▸ **WORK TO COMPLETE**: Scan the following data for lines with "this" and state how many there are, as a number only.

▸ **TASK MATERIAL**:
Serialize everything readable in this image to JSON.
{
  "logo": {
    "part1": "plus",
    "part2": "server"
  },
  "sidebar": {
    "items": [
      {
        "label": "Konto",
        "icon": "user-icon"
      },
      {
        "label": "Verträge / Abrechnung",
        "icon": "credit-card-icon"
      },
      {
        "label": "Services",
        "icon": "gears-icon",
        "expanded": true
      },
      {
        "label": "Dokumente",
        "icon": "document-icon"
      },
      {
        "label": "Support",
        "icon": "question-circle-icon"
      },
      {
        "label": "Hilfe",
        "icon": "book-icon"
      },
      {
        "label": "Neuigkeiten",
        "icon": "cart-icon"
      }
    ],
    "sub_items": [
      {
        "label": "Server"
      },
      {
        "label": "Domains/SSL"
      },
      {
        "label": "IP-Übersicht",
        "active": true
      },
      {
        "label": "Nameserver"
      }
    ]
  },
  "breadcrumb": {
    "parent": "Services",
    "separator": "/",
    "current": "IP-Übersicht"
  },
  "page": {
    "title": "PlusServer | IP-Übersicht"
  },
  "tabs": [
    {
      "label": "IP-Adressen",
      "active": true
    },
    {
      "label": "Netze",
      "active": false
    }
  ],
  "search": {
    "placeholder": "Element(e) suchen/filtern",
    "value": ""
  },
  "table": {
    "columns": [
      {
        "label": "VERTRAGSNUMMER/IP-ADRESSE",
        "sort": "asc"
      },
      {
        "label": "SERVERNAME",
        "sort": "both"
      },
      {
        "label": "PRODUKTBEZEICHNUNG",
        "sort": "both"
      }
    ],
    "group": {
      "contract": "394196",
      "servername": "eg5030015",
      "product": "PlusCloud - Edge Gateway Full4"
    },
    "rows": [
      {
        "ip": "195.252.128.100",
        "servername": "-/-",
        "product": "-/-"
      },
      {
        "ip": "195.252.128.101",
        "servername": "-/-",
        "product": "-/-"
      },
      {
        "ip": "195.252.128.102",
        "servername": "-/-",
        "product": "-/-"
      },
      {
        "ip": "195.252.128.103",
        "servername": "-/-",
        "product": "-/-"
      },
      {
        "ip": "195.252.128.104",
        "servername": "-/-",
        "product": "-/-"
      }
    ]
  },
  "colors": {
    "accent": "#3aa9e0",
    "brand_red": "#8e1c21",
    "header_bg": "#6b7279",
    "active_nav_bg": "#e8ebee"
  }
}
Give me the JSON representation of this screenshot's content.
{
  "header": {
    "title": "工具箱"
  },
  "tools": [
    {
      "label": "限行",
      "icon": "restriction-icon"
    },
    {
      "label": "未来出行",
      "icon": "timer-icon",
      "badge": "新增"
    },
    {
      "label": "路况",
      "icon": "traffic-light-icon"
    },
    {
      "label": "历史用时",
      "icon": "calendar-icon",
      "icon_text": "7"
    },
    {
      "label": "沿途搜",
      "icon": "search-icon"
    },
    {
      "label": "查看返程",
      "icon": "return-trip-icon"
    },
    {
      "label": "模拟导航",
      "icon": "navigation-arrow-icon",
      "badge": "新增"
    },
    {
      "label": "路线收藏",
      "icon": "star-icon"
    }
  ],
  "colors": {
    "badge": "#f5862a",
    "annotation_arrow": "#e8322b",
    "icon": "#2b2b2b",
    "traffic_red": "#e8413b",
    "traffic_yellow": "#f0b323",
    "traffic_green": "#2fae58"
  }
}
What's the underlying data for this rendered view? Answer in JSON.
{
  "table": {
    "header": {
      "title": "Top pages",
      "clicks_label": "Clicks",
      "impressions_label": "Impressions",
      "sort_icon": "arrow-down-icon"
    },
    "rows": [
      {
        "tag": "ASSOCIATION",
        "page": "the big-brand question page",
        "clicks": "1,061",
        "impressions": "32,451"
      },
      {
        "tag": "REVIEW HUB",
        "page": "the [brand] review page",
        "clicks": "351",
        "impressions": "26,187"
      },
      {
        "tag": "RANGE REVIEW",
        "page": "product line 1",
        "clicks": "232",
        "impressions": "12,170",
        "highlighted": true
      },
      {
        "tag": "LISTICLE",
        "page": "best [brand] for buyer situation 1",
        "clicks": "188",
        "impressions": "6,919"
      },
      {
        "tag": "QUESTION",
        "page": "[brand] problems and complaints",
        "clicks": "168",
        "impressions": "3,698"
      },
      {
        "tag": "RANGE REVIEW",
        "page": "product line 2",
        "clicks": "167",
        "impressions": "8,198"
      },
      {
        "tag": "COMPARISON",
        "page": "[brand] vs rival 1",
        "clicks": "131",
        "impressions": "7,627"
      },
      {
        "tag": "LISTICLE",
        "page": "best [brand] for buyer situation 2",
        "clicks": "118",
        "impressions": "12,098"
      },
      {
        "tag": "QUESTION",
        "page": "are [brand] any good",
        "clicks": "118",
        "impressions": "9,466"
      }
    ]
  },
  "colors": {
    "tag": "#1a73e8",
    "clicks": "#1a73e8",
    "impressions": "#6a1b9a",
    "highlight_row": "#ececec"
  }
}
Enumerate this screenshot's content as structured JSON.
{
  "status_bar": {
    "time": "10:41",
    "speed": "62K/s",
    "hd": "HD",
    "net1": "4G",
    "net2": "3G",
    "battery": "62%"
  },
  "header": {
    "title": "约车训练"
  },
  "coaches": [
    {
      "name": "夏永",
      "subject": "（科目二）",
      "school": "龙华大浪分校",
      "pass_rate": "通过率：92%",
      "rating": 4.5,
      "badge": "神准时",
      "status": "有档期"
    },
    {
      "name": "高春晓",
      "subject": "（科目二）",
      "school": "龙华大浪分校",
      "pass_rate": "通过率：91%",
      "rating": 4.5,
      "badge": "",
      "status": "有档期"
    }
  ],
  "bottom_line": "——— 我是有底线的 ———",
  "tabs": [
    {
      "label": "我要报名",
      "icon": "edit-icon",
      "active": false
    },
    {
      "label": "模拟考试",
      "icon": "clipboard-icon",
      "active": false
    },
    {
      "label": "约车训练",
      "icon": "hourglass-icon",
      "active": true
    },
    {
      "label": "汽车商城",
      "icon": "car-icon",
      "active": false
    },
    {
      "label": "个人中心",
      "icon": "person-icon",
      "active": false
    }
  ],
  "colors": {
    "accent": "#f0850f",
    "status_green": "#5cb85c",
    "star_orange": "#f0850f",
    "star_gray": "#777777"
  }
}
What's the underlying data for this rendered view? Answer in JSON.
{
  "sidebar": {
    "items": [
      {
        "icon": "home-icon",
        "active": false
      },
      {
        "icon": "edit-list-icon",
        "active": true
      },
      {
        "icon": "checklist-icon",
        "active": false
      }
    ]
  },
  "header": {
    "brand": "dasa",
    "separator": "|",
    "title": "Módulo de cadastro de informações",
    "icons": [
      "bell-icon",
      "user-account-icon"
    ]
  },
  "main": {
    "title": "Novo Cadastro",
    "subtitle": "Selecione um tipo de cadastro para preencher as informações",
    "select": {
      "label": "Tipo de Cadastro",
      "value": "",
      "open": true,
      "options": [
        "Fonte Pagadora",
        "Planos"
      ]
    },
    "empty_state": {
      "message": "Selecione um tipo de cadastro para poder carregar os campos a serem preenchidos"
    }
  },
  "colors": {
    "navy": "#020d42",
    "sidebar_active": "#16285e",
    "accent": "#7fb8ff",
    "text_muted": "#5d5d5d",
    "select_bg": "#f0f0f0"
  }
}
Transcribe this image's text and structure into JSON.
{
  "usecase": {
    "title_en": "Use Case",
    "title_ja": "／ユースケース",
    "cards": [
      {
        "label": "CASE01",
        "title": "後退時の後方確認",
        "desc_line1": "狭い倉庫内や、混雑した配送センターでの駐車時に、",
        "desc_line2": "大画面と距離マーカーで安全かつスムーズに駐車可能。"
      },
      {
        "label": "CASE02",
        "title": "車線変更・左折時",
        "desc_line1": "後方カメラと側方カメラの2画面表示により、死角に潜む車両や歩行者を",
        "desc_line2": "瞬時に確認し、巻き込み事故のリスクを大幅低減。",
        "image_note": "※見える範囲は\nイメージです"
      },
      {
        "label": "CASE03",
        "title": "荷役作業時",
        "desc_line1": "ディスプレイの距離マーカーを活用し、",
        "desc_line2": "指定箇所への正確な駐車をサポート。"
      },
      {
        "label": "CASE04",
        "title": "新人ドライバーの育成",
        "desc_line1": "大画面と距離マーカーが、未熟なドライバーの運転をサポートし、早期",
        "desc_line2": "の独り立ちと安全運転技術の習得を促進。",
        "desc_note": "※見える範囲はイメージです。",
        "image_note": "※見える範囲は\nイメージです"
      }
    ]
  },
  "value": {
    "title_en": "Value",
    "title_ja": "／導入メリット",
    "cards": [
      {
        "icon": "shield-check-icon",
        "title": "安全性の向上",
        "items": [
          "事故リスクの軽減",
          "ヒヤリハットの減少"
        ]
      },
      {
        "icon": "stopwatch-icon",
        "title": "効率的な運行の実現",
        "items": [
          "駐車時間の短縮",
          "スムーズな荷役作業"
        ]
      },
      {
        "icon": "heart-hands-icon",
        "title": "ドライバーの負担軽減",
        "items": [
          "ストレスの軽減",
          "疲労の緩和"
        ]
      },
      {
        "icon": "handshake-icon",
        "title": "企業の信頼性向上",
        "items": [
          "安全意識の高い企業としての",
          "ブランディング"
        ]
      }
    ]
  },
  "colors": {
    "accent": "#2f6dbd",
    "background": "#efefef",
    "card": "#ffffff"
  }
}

▸ **TASK RESULT**: 6